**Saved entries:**
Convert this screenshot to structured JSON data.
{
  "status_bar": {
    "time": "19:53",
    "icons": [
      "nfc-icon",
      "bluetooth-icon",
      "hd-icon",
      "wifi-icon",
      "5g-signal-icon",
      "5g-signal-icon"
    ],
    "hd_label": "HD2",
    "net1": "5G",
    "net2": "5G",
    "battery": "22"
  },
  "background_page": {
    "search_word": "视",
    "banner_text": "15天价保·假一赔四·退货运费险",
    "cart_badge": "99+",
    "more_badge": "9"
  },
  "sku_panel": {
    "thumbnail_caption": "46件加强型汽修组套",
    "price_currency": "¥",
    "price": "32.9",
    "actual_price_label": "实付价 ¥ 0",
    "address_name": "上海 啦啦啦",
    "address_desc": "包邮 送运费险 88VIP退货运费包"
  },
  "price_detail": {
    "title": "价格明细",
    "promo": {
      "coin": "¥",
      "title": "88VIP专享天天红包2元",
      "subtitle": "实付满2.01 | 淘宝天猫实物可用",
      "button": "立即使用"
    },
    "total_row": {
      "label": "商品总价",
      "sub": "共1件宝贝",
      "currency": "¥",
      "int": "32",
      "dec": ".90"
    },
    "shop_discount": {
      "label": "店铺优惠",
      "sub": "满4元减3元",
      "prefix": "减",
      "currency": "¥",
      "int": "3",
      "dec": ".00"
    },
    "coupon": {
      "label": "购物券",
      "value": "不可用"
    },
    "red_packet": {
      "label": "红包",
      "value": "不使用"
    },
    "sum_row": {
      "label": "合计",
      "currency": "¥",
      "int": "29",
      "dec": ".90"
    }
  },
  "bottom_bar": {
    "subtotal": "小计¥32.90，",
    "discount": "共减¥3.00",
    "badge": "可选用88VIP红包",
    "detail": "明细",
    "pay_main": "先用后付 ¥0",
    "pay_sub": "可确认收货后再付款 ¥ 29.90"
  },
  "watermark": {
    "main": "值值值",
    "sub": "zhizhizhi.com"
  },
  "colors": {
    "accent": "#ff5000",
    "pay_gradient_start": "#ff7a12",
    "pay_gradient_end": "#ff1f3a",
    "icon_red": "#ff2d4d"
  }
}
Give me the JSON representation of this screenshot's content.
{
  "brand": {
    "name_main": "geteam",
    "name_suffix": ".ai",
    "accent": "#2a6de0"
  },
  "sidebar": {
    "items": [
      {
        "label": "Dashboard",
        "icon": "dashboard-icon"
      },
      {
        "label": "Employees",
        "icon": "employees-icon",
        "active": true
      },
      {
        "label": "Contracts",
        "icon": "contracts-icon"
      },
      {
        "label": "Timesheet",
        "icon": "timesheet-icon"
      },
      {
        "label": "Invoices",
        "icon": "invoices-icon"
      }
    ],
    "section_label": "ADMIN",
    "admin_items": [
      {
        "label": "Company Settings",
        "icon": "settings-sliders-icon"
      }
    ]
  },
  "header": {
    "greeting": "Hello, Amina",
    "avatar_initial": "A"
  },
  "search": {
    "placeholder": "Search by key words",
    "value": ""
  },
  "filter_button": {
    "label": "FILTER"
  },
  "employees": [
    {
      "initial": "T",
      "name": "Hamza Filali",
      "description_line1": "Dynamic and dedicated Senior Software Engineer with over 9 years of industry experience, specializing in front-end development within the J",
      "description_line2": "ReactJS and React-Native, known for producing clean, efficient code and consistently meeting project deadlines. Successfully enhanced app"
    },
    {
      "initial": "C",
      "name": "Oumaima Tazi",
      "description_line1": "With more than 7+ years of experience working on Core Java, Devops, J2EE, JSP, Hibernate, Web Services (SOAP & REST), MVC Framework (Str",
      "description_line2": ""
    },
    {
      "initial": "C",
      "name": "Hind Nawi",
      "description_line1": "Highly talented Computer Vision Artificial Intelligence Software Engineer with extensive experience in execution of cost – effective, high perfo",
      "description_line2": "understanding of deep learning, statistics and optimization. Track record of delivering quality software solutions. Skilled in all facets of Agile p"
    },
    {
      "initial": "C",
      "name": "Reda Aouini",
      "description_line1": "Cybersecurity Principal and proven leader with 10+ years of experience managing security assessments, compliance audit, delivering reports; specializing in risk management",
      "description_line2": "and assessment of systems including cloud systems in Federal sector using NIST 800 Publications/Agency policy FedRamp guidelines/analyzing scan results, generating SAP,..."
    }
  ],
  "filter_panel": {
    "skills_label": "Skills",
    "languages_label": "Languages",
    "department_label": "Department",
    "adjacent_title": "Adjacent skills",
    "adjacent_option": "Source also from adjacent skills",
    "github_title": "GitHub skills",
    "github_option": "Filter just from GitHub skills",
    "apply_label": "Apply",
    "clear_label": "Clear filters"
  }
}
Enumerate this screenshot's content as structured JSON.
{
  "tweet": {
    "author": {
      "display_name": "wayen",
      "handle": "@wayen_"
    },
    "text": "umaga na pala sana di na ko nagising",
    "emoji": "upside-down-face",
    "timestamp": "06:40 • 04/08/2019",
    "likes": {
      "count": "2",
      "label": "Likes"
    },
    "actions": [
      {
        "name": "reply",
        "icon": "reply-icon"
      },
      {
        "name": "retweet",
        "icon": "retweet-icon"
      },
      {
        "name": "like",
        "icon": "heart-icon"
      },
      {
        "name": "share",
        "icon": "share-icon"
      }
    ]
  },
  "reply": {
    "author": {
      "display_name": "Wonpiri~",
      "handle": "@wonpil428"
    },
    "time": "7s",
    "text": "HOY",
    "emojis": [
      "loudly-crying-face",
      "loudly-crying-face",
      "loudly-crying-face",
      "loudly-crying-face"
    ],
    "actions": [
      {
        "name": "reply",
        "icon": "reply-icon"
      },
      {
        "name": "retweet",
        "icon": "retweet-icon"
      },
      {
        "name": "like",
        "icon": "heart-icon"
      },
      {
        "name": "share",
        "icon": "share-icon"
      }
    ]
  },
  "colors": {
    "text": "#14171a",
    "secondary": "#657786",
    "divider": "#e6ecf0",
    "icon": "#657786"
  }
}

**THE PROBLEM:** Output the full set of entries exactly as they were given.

**EXPECTED ANSWER:**
Convert this screenshot to structured JSON data.
{
  "status_bar": {
    "time": "19:53",
    "icons": [
      "nfc-icon",
      "bluetooth-icon",
      "hd-icon",
      "wifi-icon",
      "5g-signal-icon",
      "5g-signal-icon"
    ],
    "hd_label": "HD2",
    "net1": "5G",
    "net2": "5G",
    "battery": "22"
  },
  "background_page": {
    "search_word": "视",
    "banner_text": "15天价保·假一赔四·退货运费险",
    "cart_badge": "99+",
    "more_badge": "9"
  },
  "sku_panel": {
    "thumbnail_caption": "46件加强型汽修组套",
    "price_currency": "¥",
    "price": "32.9",
    "actual_price_label": "实付价 ¥ 0",
    "address_name": "上海 啦啦啦",
    "address_desc": "包邮 送运费险 88VIP退货运费包"
  },
  "price_detail": {
    "title": "价格明细",
    "promo": {
      "coin": "¥",
      "title": "88VIP专享天天红包2元",
      "subtitle": "实付满2.01 | 淘宝天猫实物可用",
      "button": "立即使用"
    },
    "total_row": {
      "label": "商品总价",
      "sub": "共1件宝贝",
      "currency": "¥",
      "int": "32",
      "dec": ".90"
    },
    "shop_discount": {
      "label": "店铺优惠",
      "sub": "满4元减3元",
      "prefix": "减",
      "currency": "¥",
      "int": "3",
      "dec": ".00"
    },
    "coupon": {
      "label": "购物券",
      "value": "不可用"
    },
    "red_packet": {
      "label": "红包",
      "value": "不使用"
    },
    "sum_row": {
      "label": "合计",
      "currency": "¥",
      "int": "29",
      "dec": ".90"
    }
  },
  "bottom_bar": {
    "subtotal": "小计¥32.90，",
    "discount": "共减¥3.00",
    "badge": "可选用88VIP红包",
    "detail": "明细",
    "pay_main": "先用后付 ¥0",
    "pay_sub": "可确认收货后再付款 ¥ 29.90"
  },
  "watermark": {
    "main": "值值值",
    "sub": "zhizhizhi.com"
  },
  "colors": {
    "accent": "#ff5000",
    "pay_gradient_start": "#ff7a12",
    "pay_gradient_end": "#ff1f3a",
    "icon_red": "#ff2d4d"
  }
}
Give me the JSON representation of this screenshot's content.
{
  "brand": {
    "name_main": "geteam",
    "name_suffix": ".ai",
    "accent": "#2a6de0"
  },
  "sidebar": {
    "items": [
      {
        "label": "Dashboard",
        "icon": "dashboard-icon"
      },
      {
        "label": "Employees",
        "icon": "employees-icon",
        "active": true
      },
      {
        "label": "Contracts",
        "icon": "contracts-icon"
      },
      {
        "label": "Timesheet",
        "icon": "timesheet-icon"
      },
      {
        "label": "Invoices",
        "icon": "invoices-icon"
      }
    ],
    "section_label": "ADMIN",
    "admin_items": [
      {
        "label": "Company Settings",
        "icon": "settings-sliders-icon"
      }
    ]
  },
  "header": {
    "greeting": "Hello, Amina",
    "avatar_initial": "A"
  },
  "search": {
    "placeholder": "Search by key words",
    "value": ""
  },
  "filter_button": {
    "label": "FILTER"
  },
  "employees": [
    {
      "initial": "T",
      "name": "Hamza Filali",
      "description_line1": "Dynamic and dedicated Senior Software Engineer with over 9 years of industry experience, specializing in front-end development within the J",
      "description_line2": "ReactJS and React-Native, known for producing clean, efficient code and consistently meeting project deadlines. Successfully enhanced app"
    },
    {
      "initial": "C",
      "name": "Oumaima Tazi",
      "description_line1": "With more than 7+ years of experience working on Core Java, Devops, J2EE, JSP, Hibernate, Web Services (SOAP & REST), MVC Framework (Str",
      "description_line2": ""
    },
    {
      "initial": "C",
      "name": "Hind Nawi",
      "description_line1": "Highly talented Computer Vision Artificial Intelligence Software Engineer with extensive experience in execution of cost – effective, high perfo",
      "description_line2": "understanding of deep learning, statistics and optimization. Track record of delivering quality software solutions. Skilled in all facets of Agile p"
    },
    {
      "initial": "C",
      "name": "Reda Aouini",
      "description_line1": "Cybersecurity Principal and proven leader with 10+ years of experience managing security assessments, compliance audit, delivering reports; specializing in risk management",
      "description_line2": "and assessment of systems including cloud systems in Federal sector using NIST 800 Publications/Agency policy FedRamp guidelines/analyzing scan results, generating SAP,..."
    }
  ],
  "filter_panel": {
    "skills_label": "Skills",
    "languages_label": "Languages",
    "department_label": "Department",
    "adjacent_title": "Adjacent skills",
    "adjacent_option": "Source also from adjacent skills",
    "github_title": "GitHub skills",
    "github_option": "Filter just from GitHub skills",
    "apply_label": "Apply",
    "clear_label": "Clear filters"
  }
}
Enumerate this screenshot's content as structured JSON.
{
  "tweet": {
    "author": {
      "display_name": "wayen",
      "handle": "@wayen_"
    },
    "text": "umaga na pala sana di na ko nagising",
    "emoji": "upside-down-face",
    "timestamp": "06:40 • 04/08/2019",
    "likes": {
      "count": "2",
      "label": "Likes"
    },
    "actions": [
      {
        "name": "reply",
        "icon": "reply-icon"
      },
      {
        "name": "retweet",
        "icon": "retweet-icon"
      },
      {
        "name": "like",
        "icon": "heart-icon"
      },
      {
        "name": "share",
        "icon": "share-icon"
      }
    ]
  },
  "reply": {
    "author": {
      "display_name": "Wonpiri~",
      "handle": "@wonpil428"
    },
    "time": "7s",
    "text": "HOY",
    "emojis": [
      "loudly-crying-face",
      "loudly-crying-face",
      "loudly-crying-face",
      "loudly-crying-face"
    ],
    "actions": [
      {
        "name": "reply",
        "icon": "reply-icon"
      },
      {
        "name": "retweet",
        "icon": "retweet-icon"
      },
      {
        "name": "like",
        "icon": "heart-icon"
      },
      {
        "name": "share",
        "icon": "share-icon"
      }
    ]
  },
  "colors": {
    "text": "#14171a",
    "secondary": "#657786",
    "divider": "#e6ecf0",
    "icon": "#657786"
  }
}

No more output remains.